Vocational training

Continuation of educational reforms focused on vocational training

I wrote last week about some of the reforms I initiated as Chairman of the Higher and Vocational Education Commission, to address not only the shortcomings in the training provided in terms of ensuring a productive employment, but also to shortcomings in the education system. The main problems I tried to solve were the inadequacies of teaching in English and the time wasted by students after public exams.

It seemed to me that an obvious remedy was to encourage parents to send their children to vocational training institutes during the period of school closures, especially just after the ordinary level examination. But it was difficult to get the parents to do this as they all dreamed of their children going on to higher education and as the advanced level classes were to start six months later they could not be enrolled as there was no practically no short courses.

This had to be changed and the Sector Skills Councils that Mahinda Samarasinghe set up, as suggested by the AfDB, advocated shorter courses because for many jobs, especially in the construction sector, three months of training would be enough to start a craftsman, the rest come through work experience. What they wanted was to offer those who wanted and could easily benefit from more training to be able to come back, after having started working after a short level 3 course, for a level 4 course, and so on .

But the training institution was resistant to this and much preferred the common practice of only a few students signing up for long courses, which did not require intensive work so that the instructors did not attend them every day. Often in some centers, students were on their own and instructors were otherwise employed or were with their peers in the staff room. Where there were good principles, for example in Kurunagala at the time, this did not happen, but often chaos reigned in places like Kandy or Wirwila – which I duly inspected, being I think the first president of TVEC to verify what was really going on.

Meanwhile, as it took me time to introduce short courses, I started three-month English courses instead. And that certainly made sense, because when I did a search for parents whose children were about to pass the ordinary level, summoned to a meeting at the Narahenpitiya vocational training center next to the ministry, the greatest demand was for English lessons.

This was true across the country, and even more so in areas where English lessons were unavailable or prohibitively expensive. So, in the very first quarter in which we started the BCS course, there were more enrollments for this course than for any other course offered by the system. This has been done in most technical colleges and in many centers belonging to the Vocational Training Authority. To this end, under pressure from Mahinda Samarasinghe, both agencies hired new English instructors, and we organized training sessions for them with the help of my stalwarts from previous initiatives, including of course Nirmali Hettiarachchi and Paru Nagasunderam.

But then the bureaucracy stepped in and refused to hire additional staff so the program could grow further, to meet the growing demand.
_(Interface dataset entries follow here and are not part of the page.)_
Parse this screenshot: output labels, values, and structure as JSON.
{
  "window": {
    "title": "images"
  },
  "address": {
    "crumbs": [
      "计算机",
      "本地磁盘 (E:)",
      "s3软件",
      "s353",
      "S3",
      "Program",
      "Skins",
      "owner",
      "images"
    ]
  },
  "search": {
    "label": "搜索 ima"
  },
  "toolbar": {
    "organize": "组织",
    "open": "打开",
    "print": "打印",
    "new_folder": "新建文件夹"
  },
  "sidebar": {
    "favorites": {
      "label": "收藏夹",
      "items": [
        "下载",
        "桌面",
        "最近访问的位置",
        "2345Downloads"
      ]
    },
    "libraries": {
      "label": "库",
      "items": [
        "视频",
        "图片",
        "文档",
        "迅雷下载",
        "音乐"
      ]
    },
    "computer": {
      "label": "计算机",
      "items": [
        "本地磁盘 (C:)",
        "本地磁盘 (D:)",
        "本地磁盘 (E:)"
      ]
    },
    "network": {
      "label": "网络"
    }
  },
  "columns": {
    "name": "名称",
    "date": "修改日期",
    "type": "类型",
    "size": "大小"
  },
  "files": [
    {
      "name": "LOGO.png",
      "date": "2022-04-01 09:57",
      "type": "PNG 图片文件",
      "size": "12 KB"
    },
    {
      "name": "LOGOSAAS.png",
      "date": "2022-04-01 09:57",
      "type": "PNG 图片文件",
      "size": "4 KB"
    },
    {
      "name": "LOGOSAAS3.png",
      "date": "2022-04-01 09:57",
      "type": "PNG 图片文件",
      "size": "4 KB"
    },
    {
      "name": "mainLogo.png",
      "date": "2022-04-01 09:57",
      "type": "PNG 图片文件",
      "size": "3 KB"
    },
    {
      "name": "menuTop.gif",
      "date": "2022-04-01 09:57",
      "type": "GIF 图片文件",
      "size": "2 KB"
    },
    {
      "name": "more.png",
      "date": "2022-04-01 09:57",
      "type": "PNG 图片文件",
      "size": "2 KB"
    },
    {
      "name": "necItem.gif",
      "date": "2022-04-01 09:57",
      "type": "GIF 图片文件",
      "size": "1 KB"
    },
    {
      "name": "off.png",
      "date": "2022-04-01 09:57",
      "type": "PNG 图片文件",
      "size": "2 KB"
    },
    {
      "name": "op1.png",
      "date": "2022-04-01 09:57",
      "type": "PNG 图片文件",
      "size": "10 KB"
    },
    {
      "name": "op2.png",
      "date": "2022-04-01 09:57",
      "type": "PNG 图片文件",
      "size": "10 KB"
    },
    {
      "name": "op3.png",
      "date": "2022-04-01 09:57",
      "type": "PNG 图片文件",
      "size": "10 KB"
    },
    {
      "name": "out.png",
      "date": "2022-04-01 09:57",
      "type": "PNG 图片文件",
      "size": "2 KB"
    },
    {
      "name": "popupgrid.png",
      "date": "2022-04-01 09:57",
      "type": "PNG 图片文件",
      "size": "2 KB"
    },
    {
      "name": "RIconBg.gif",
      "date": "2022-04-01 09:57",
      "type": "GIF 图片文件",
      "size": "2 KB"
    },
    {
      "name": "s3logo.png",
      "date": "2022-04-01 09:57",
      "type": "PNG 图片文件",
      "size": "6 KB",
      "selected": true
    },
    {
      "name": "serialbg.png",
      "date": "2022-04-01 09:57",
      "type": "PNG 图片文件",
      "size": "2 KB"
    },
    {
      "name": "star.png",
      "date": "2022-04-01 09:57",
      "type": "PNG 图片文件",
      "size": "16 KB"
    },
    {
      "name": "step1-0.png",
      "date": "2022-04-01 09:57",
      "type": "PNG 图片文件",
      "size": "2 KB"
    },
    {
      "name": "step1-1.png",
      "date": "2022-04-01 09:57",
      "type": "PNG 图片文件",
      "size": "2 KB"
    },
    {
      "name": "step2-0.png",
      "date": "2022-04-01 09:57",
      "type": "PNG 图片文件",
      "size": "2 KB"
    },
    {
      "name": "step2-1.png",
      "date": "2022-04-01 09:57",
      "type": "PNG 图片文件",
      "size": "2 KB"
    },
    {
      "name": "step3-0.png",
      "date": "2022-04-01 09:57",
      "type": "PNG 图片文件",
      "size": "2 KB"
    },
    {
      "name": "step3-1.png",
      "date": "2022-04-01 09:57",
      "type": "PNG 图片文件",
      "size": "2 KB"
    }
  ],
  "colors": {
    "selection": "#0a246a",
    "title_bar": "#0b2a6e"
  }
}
The excuses put forward were not credible, namely that although there were vacancies for senior staff, these could not be filled but had to be reserved for potential trade instructors, even if there were little demand for these and that the DTET and VTA had several instructors who were underemployed.

If Mahinda Samarasinghe had remained in place, the situation might have changed, but when he left, I received no support from the ministry. A program for which there was immense demand could not be expanded, since it was not what parents wanted or what the country needed that our system was destined to grow, but rather lethargy as well as well-being of persons paid by the state, whether or not the work they perform justifies the wages paid to them.

But while I was in charge, with the support of a smart minister and the commitment of excellent English staff, especially DTET English Manager Nandana Balasooriya, I was able to make things happen rapidly. In addition to developing professional skills and developing professional skills for those who had passed the ordinary level exam, I also started an English course for those who had completed their advanced levels, advancing professional skills, which was the same as the Supplemental English Program for NVQ. Level 5 course. This too has become immensely popular.

Level 5 courses, for diplomas, were only offered at colleges run by the Department of Technical Education and Training, so the Level 4 English course could only be offered at those here, but with Balasooriya’s encouragement and the enthusiastic involvement of many of his colleagues from across the country, we have been able to help hundreds of students who otherwise would have done nothing after their advanced level exams.

But sadly, after I was fired, the traditionalists dismantled all the low-key English classes I had started and didn’t care that enrollment had fallen monumentally. The only courses left for the improvement of English are now long courses without sufficient practical training, so they attract nothing like the registration which the system had obtained in that brief brilliant moment when we were able to reform so much.

Although now education has been brought together under one ministry, and there have been endless declarations about the commitment to more English in the education system, the minister – or rather the ministers because there are had several over the past three years – have no idea how this should be done and how better coordination would help resolve the issue. So their statements about the need for more and better English, and the need to have soft skills training in the system to improve employability, did not lead to a study of what has been done in the past on this. And given the lack of continuity among officials within the system, there seems to be no possibility of them being informed of what has been done in the past, so that they can replicate what has successful.

So they will try to reinvent the wheel, but since there are no more competent wheelwrights in the system, their statements will come to nothing and there will be no ideas on how to improve the system.